■ Task instructions ■
Output the entries below so that they read exactly as they do now.
---- Records for processing
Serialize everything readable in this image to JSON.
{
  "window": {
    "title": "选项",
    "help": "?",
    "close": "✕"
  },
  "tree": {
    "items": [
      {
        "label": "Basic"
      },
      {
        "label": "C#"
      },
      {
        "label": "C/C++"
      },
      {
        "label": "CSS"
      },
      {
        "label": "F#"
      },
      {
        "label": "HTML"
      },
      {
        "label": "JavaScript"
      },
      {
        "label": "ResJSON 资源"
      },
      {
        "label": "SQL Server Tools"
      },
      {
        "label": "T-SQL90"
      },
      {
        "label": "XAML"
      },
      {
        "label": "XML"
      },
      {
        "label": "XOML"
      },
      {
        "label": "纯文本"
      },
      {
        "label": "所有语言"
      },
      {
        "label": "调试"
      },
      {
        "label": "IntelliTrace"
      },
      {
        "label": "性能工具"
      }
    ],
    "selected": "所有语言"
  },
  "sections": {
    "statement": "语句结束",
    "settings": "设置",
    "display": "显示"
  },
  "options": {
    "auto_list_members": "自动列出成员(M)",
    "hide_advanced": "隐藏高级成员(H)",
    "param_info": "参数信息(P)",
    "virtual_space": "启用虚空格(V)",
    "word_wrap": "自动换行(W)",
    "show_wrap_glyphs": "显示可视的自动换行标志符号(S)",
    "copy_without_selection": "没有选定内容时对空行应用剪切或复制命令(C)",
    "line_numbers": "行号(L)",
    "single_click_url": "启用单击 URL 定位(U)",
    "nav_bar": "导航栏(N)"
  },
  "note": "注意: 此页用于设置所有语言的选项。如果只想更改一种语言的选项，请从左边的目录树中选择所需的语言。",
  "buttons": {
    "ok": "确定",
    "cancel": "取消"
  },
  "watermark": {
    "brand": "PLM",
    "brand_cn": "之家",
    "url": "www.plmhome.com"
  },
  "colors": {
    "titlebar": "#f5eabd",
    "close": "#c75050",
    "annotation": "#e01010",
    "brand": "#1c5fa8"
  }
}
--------
■ Your response ■
Serialize everything readable in this image to JSON.
{
  "window": {
    "title": "选项",
    "help": "?",
    "close": "✕"
  },
  "tree": {
    "items": [
      {
        "label": "Basic"
      },
      {
        "label": "C#"
      },
      {
        "label": "C/C++"
      },
      {
        "label": "CSS"
      },
      {
        "label": "F#"
      },
      {
        "label": "HTML"
      },
      {
        "label": "JavaScript"
      },
      {
        "label": "ResJSON 资源"
      },
      {
        "label": "SQL Server Tools"
      },
      {
        "label": "T-SQL90"
      },
      {
        "label": "XAML"
      },
      {
        "label": "XML"
      },
      {
        "label": "XOML"
      },
      {
        "label": "纯文本"
      },
      {
        "label": "所有语言"
      },
      {
        "label": "调试"
      },
      {
        "label": "IntelliTrace"
      },
      {
        "label": "性能工具"
      }
    ],
    "selected": "所有语言"
  },
  "sections": {
    "statement": "语句结束",
    "settings": "设置",
    "display": "显示"
  },
  "options": {
    "auto_list_members": "自动列出成员(M)",
    "hide_advanced": "隐藏高级成员(H)",
    "param_info": "参数信息(P)",
    "virtual_space": "启用虚空格(V)",
    "word_wrap": "自动换行(W)",
    "show_wrap_glyphs": "显示可视的自动换行标志符号(S)",
    "copy_without_selection": "没有选定内容时对空行应用剪切或复制命令(C)",
    "line_numbers": "行号(L)",
    "single_click_url": "启用单击 URL 定位(U)",
    "nav_bar": "导航栏(N)"
  },
  "note": "注意: 此页用于设置所有语言的选项。如果只想更改一种语言的选项，请从左边的目录树中选择所需的语言。",
  "buttons": {
    "ok": "确定",
    "cancel": "取消"
  },
  "watermark": {
    "brand": "PLM",
    "brand_cn": "之家",
    "url": "www.plmhome.com"
  },
  "colors": {
    "titlebar": "#f5eabd",
    "close": "#c75050",
    "annotation": "#e01010",
    "brand": "#1c5fa8"
  }
}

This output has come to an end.